(Source records)
*** Block opens ***
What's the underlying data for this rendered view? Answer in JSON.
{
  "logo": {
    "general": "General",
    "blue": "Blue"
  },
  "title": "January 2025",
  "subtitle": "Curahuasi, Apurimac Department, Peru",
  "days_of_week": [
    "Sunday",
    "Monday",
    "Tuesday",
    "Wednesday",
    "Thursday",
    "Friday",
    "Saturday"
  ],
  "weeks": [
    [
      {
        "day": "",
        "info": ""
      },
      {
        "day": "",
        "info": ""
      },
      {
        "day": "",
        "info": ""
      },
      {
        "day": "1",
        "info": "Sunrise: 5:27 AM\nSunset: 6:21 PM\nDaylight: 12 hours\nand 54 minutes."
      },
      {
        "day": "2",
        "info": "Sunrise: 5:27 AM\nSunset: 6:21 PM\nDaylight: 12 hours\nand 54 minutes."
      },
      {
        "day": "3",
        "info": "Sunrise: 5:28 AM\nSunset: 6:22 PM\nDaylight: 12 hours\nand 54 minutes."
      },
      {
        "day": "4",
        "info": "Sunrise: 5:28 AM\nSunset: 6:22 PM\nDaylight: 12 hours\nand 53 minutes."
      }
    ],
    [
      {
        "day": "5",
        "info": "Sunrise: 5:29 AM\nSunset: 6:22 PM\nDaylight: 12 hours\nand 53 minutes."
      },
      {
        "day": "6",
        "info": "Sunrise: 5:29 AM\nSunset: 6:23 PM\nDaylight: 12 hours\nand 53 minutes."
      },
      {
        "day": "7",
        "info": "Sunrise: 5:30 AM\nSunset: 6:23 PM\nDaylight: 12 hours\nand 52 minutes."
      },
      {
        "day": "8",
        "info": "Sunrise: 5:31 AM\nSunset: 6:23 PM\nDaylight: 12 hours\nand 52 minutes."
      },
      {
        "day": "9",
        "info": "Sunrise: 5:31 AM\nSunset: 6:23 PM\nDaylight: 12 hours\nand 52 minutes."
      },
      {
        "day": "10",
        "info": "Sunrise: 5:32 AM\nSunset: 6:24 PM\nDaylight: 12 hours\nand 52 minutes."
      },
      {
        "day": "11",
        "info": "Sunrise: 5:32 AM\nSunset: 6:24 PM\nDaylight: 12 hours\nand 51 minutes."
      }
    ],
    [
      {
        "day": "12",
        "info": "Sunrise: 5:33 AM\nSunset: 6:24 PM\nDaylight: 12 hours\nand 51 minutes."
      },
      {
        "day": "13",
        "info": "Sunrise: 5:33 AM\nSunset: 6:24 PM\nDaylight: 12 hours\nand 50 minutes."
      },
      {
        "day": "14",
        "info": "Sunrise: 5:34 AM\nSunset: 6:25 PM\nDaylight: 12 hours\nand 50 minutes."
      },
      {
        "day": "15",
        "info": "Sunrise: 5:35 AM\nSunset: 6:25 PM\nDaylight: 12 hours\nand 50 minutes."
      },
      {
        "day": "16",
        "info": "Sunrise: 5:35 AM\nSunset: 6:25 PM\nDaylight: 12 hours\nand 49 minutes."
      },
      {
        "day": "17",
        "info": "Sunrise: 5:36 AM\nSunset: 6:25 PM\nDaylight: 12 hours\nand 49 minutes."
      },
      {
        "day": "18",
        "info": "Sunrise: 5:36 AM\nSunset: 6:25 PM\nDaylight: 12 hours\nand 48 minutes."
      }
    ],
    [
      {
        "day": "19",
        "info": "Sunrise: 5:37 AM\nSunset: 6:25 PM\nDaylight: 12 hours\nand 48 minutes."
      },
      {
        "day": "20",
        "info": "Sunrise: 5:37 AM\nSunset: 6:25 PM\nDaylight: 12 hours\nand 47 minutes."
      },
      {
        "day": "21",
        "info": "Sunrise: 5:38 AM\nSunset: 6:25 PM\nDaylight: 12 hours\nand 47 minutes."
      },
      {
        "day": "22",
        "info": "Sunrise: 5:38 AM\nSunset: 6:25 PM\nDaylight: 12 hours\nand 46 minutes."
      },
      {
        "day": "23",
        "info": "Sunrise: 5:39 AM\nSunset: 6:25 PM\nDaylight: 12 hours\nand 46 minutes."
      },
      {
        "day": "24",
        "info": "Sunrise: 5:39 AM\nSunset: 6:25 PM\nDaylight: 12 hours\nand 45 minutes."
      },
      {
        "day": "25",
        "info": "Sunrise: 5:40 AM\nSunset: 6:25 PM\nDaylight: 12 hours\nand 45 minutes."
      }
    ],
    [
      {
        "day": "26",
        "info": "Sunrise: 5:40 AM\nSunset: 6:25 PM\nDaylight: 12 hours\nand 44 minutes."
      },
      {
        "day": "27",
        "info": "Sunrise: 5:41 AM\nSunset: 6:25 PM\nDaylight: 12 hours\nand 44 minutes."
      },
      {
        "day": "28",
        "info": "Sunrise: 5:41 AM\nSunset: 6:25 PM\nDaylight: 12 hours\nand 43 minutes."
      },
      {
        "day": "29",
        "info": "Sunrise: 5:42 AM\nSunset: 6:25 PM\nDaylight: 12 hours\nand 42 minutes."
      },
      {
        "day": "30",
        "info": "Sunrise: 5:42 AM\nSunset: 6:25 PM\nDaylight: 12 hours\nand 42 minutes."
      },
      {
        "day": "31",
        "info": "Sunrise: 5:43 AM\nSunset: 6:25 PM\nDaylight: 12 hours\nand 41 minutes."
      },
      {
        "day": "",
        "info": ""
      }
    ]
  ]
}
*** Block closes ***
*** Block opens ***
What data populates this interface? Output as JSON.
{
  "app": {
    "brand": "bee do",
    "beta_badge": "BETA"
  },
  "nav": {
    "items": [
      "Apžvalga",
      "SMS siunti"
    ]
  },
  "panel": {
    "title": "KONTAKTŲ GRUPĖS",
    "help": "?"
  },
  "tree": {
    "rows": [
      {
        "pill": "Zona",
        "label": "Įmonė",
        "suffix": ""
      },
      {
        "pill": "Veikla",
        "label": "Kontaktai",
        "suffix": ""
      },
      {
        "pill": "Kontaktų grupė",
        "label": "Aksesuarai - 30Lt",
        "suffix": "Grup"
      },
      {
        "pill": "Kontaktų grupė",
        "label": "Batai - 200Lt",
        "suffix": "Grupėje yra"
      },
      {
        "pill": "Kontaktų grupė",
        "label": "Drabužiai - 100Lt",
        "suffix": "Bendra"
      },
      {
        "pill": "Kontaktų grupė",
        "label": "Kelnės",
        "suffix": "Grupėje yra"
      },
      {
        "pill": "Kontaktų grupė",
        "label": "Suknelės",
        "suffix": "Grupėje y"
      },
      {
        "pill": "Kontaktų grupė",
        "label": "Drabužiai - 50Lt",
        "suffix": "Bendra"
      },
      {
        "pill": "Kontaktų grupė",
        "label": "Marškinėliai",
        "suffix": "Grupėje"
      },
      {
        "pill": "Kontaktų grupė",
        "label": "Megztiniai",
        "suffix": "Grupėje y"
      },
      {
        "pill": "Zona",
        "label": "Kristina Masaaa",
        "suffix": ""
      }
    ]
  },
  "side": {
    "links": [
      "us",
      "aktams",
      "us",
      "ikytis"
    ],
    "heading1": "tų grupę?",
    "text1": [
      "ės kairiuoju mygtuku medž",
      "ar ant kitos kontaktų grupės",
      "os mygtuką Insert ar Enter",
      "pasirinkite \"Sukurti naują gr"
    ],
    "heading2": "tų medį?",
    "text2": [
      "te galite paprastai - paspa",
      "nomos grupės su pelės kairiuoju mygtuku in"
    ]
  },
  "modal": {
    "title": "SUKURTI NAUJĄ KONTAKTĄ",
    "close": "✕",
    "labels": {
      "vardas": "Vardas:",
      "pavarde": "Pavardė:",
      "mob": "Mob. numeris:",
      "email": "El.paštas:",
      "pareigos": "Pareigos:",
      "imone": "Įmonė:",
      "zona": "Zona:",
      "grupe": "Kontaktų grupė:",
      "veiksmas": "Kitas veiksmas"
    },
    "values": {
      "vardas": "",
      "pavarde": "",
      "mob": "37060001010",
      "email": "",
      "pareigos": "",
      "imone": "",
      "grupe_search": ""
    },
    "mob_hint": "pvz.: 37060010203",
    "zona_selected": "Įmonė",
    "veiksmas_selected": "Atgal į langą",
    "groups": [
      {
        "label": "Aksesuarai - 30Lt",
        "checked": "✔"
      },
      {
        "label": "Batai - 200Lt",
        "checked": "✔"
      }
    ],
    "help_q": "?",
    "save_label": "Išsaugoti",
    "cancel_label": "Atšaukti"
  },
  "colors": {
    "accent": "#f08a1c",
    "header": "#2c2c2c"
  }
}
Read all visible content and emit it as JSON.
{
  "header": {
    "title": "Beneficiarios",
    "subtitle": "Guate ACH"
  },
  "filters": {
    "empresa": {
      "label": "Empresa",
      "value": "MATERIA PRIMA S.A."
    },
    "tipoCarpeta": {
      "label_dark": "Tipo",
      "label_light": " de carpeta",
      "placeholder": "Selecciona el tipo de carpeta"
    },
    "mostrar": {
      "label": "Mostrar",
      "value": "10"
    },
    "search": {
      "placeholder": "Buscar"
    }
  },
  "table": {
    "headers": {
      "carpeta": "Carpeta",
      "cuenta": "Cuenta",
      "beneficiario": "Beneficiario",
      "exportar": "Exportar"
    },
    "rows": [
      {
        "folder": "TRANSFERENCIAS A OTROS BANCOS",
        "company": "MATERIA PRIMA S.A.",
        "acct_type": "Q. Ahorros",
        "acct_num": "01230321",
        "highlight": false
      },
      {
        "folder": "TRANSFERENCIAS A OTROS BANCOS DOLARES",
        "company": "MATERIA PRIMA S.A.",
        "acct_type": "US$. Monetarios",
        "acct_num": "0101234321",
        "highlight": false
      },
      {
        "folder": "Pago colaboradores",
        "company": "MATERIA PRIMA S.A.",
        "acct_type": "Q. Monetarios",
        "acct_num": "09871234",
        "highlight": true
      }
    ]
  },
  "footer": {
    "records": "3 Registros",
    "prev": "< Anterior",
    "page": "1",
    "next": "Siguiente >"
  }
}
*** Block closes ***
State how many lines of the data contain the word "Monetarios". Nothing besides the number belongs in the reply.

2